I’m So Old That …


… I can remember when our betters in the Progressive elite told us that we should believe all women. It seems that The Rules have changed in Seattle. Christopher F. Rufo has a post over at City Journal about what happened when a rape didn’t fit The Narrative.

A woman was raped by a resident of a Seattle city-sponsored homeless camp. When city officials dismissed calls for measures such as warrant screening at the camp, she worked with Rufo, a documentary film maker, to create a video telling her story in her own words. When the video was posted on FaceBook, the public’s reaction was supportive.

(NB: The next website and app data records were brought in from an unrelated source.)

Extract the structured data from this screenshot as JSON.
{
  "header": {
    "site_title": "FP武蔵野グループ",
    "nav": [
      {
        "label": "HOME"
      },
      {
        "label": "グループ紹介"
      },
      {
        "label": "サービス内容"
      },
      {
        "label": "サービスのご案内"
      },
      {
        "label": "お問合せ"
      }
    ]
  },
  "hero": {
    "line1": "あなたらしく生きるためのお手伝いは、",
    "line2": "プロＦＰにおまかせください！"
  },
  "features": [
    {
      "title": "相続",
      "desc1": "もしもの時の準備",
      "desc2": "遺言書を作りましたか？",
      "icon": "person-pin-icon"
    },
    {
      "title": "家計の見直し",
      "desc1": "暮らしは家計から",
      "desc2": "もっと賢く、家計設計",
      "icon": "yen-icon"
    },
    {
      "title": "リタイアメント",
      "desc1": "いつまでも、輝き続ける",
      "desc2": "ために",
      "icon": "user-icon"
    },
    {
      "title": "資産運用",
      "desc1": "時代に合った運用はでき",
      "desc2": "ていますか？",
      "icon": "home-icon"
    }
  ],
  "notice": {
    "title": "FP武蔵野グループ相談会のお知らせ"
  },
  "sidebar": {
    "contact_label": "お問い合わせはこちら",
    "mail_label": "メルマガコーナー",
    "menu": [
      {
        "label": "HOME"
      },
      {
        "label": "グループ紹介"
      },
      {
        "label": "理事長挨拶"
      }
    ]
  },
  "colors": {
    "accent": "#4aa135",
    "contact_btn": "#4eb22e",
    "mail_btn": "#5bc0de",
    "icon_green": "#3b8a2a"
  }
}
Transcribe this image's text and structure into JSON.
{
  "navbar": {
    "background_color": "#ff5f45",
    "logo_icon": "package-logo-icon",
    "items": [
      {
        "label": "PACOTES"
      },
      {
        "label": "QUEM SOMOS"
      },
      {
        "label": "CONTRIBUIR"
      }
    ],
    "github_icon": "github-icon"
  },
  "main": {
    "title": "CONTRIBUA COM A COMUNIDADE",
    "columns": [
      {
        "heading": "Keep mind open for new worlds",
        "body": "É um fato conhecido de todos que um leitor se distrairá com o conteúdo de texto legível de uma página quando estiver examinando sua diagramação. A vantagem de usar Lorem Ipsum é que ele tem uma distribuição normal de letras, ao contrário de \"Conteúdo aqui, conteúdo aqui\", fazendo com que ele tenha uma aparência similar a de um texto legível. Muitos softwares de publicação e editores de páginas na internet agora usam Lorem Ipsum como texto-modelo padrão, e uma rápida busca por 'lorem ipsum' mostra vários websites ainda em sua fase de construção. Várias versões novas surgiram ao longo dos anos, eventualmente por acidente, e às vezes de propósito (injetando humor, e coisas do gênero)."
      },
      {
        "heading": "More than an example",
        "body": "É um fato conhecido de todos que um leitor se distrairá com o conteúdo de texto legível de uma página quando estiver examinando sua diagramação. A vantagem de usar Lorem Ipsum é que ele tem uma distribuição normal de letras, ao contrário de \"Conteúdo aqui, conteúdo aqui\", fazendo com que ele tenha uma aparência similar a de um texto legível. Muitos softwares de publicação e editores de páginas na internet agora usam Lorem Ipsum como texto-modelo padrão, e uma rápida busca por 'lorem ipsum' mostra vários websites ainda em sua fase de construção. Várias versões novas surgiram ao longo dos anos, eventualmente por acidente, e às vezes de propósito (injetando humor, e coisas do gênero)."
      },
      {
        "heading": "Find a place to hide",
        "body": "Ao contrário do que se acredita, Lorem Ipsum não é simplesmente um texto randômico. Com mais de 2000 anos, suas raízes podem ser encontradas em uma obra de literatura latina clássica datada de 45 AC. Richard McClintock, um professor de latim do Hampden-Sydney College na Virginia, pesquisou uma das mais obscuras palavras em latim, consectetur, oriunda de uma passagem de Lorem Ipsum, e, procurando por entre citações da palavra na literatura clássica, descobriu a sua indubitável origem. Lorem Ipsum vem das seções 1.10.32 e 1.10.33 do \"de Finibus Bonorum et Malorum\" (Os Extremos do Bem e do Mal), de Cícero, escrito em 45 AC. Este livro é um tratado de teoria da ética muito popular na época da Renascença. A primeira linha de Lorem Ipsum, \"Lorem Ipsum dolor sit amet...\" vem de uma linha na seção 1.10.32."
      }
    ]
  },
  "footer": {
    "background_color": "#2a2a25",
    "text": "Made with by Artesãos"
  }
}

We edited the film together and posted it to Facebook on April 22. That evening, it was the lead story on all four local Seattle news networks and had reached more than 35,000 people on social media. The public renewed its call for warrant checks at city-sanctioned encampments. Seattle mayor Jenny Durkan condemned the assault and commended “the courage of a survivor of sexual violence to speak out.”

Then the Progressive backlash hit.

Seattle’s activist class seems, then, to have more compassion for transient criminals than for the victims of their crimes. Lindsey’s story should be a clarion call for everyone who cares about violence against women. But in the tortured logic of intersectionality, the story of a homeless rapist demands “context,” while the white, blonde, middle-class target of his assault is an unsympathetic victim.

Lindsey’s story reveals a fault line opening between elite opinion and public opinion. Most private citizens praised Lindsey as a heroic survivor and echoed her call for greater safety at homeless encampments. They should reflect on the likelihood that their leaders’ contempt for her extends to them, too.

Read the whole thing.